What to do → Copy every entry exactly as it stands, though any image it holds should stay out of the copy.

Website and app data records
******
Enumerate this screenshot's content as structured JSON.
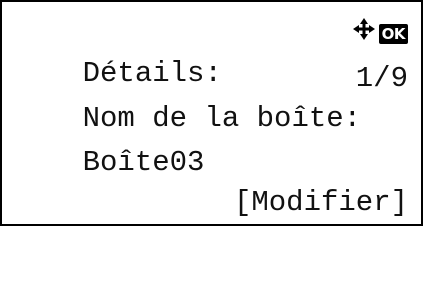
{
  "screen": {
    "title": "Détails:",
    "field_label": "Nom de la boîte:",
    "page_indicator": "1/9",
    "field_value": "Boîte03",
    "softkey_label": "[Modifier]",
    "ok_key_label": "OK",
    "icons": {
      "nav": "four-way-arrow-icon",
      "ok": "ok-key-icon"
    }
  }
}
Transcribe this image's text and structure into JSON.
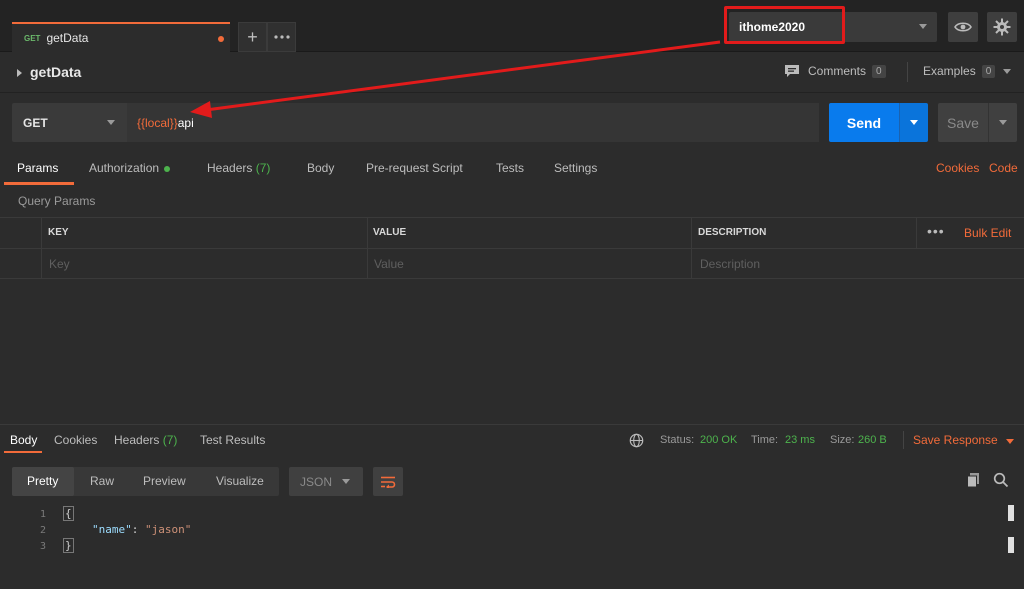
{
  "tab": {
    "method": "GET",
    "name": "getData"
  },
  "environment": {
    "name": "ithome2020"
  },
  "request": {
    "title": "getData",
    "comments_label": "Comments",
    "comments_count": "0",
    "examples_label": "Examples",
    "examples_count": "0",
    "method": "GET",
    "url_variable": "{{local}}",
    "url_rest": "api",
    "send_label": "Send",
    "save_label": "Save"
  },
  "request_tabs": {
    "params": "Params",
    "authorization": "Authorization",
    "headers": "Headers",
    "headers_count": "(7)",
    "body": "Body",
    "pre_request": "Pre-request Script",
    "tests": "Tests",
    "settings": "Settings",
    "cookies": "Cookies",
    "code": "Code"
  },
  "params": {
    "section_label": "Query Params",
    "columns": [
      "KEY",
      "VALUE",
      "DESCRIPTION"
    ],
    "placeholders": [
      "Key",
      "Value",
      "Description"
    ],
    "more": "•••",
    "bulk_edit": "Bulk Edit"
  },
  "response": {
    "tabs": {
      "body": "Body",
      "cookies": "Cookies",
      "headers": "Headers",
      "headers_count": "(7)",
      "test_results": "Test Results"
    },
    "status_label": "Status:",
    "status_value": "200 OK",
    "time_label": "Time:",
    "time_value": "23 ms",
    "size_label": "Size:",
    "size_value": "260 B",
    "save_response": "Save Response",
    "views": [
      "Pretty",
      "Raw",
      "Preview",
      "Visualize"
    ],
    "format": "JSON",
    "code_lines": {
      "ln1": "1",
      "ln2": "2",
      "ln3": "3",
      "open": "{",
      "key": "\"name\"",
      "colon": ": ",
      "value": "\"jason\"",
      "close": "}"
    }
  },
  "colors": {
    "accent": "#f26b3a",
    "send": "#097bed",
    "success": "#4db34d",
    "annotation": "#e21b1b"
  },
  "icons": [
    "plus-icon",
    "more-icon",
    "eye-icon",
    "gear-icon",
    "comment-icon",
    "globe-icon",
    "copy-icon",
    "search-icon",
    "wrap-icon"
  ]
}
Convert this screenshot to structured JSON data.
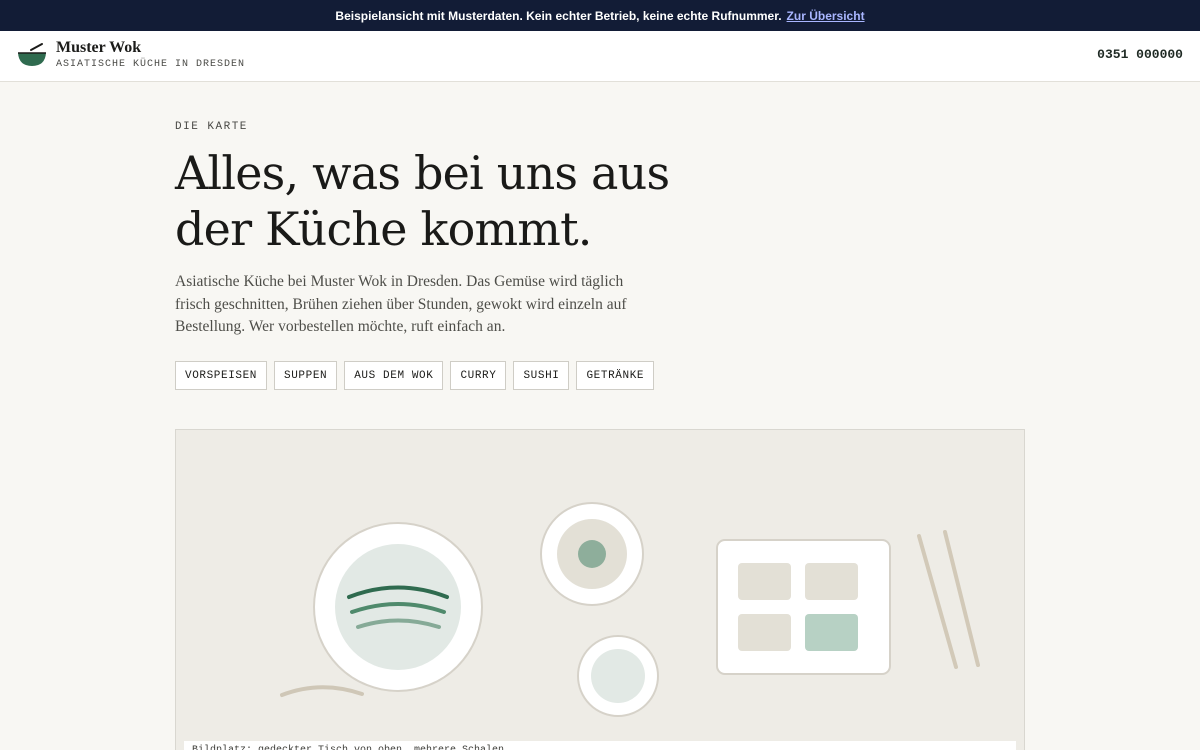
{
  "banner": {
    "text": "Beispielansicht mit Musterdaten. Kein echter Betrieb, keine echte Rufnummer.",
    "link_label": "Zur Übersicht"
  },
  "header": {
    "brand_name": "Muster Wok",
    "tagline": "ASIATISCHE KÜCHE IN DRESDEN",
    "phone": "0351 000000",
    "logo_icon": "wok-bowl-icon"
  },
  "hero": {
    "eyebrow": "DIE KARTE",
    "headline": "Alles, was bei uns aus der Küche kommt.",
    "intro": "Asiatische Küche bei Muster Wok in Dresden. Das Gemüse wird täglich frisch geschnitten, Brühen ziehen über Stunden, gewokt wird einzeln auf Bestellung. Wer vorbestellen möchte, ruft einfach an."
  },
  "categories": [
    "VORSPEISEN",
    "SUPPEN",
    "AUS DEM WOK",
    "CURRY",
    "SUSHI",
    "GETRÄNKE"
  ],
  "illustration": {
    "caption": "Bildplatz: gedeckter Tisch von oben, mehrere Schalen"
  },
  "colors": {
    "banner_bg": "#121c36",
    "banner_link": "#a9b6ff",
    "accent_green": "#2f6b4f",
    "page_bg": "#f8f7f3",
    "illustration_bg": "#eeece6"
  }
}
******
Your solution →
Enumerate this screenshot's content as structured JSON.
{
  "screen": {
    "title": "Détails:",
    "field_label": "Nom de la boîte:",
    "page_indicator": "1/9",
    "field_value": "Boîte03",
    "softkey_label": "[Modifier]",
    "ok_key_label": "OK",
    "icons": {
      "nav": "four-way-arrow-icon",
      "ok": "ok-key-icon"
    }
  }
}
Transcribe this image's text and structure into JSON.
{
  "tab": {
    "method": "GET",
    "name": "getData"
  },
  "environment": {
    "name": "ithome2020"
  },
  "request": {
    "title": "getData",
    "comments_label": "Comments",
    "comments_count": "0",
    "examples_label": "Examples",
    "examples_count": "0",
    "method": "GET",
    "url_variable": "{{local}}",
    "url_rest": "api",
    "send_label": "Send",
    "save_label": "Save"
  },
  "request_tabs": {
    "params": "Params",
    "authorization": "Authorization",
    "headers": "Headers",
    "headers_count": "(7)",
    "body": "Body",
    "pre_request": "Pre-request Script",
    "tests": "Tests",
    "settings": "Settings",
    "cookies": "Cookies",
    "code": "Code"
  },
  "params": {
    "section_label": "Query Params",
    "columns": [
      "KEY",
      "VALUE",
      "DESCRIPTION"
    ],
    "placeholders": [
      "Key",
      "Value",
      "Description"
    ],
    "more": "•••",
    "bulk_edit": "Bulk Edit"
  },
  "response": {
    "tabs": {
      "body": "Body",
      "cookies": "Cookies",
      "headers": "Headers",
      "headers_count": "(7)",
      "test_results": "Test Results"
    },
    "status_label": "Status:",
    "status_value": "200 OK",
    "time_label": "Time:",
    "time_value": "23 ms",
    "size_label": "Size:",
    "size_value": "260 B",
    "save_response": "Save Response",
    "views": [
      "Pretty",
      "Raw",
      "Preview",
      "Visualize"
    ],
    "format": "JSON",
    "code_lines": {
      "ln1": "1",
      "ln2": "2",
      "ln3": "3",
      "open": "{",
      "key": "\"name\"",
      "colon": ": ",
      "value": "\"jason\"",
      "close": "}"
    }
  },
  "colors": {
    "accent": "#f26b3a",
    "send": "#097bed",
    "success": "#4db34d",
    "annotation": "#e21b1b"
  },
  "icons": [
    "plus-icon",
    "more-icon",
    "eye-icon",
    "gear-icon",
    "comment-icon",
    "globe-icon",
    "copy-icon",
    "search-icon",
    "wrap-icon"
  ]
}
Convert this screenshot to structured JSON data.
{
  "banner": {
    "text": "Beispielansicht mit Musterdaten. Kein echter Betrieb, keine echte Rufnummer.",
    "link_label": "Zur Übersicht"
  },
  "header": {
    "brand_name": "Muster Wok",
    "tagline": "ASIATISCHE KÜCHE IN DRESDEN",
    "phone": "0351 000000",
    "logo_icon": "wok-bowl-icon"
  },
  "hero": {
    "eyebrow": "DIE KARTE",
    "headline": "Alles, was bei uns aus der Küche kommt.",
    "intro": "Asiatische Küche bei Muster Wok in Dresden. Das Gemüse wird täglich frisch geschnitten, Brühen ziehen über Stunden, gewokt wird einzeln auf Bestellung. Wer vorbestellen möchte, ruft einfach an."
  },
  "categories": [
    "VORSPEISEN",
    "SUPPEN",
    "AUS DEM WOK",
    "CURRY",
    "SUSHI",
    "GETRÄNKE"
  ],
  "illustration": {
    "caption": "Bildplatz: gedeckter Tisch von oben, mehrere Schalen"
  },
  "colors": {
    "banner_bg": "#121c36",
    "banner_link": "#a9b6ff",
    "accent_green": "#2f6b4f",
    "page_bg": "#f8f7f3",
    "illustration_bg": "#eeece6"
  }
}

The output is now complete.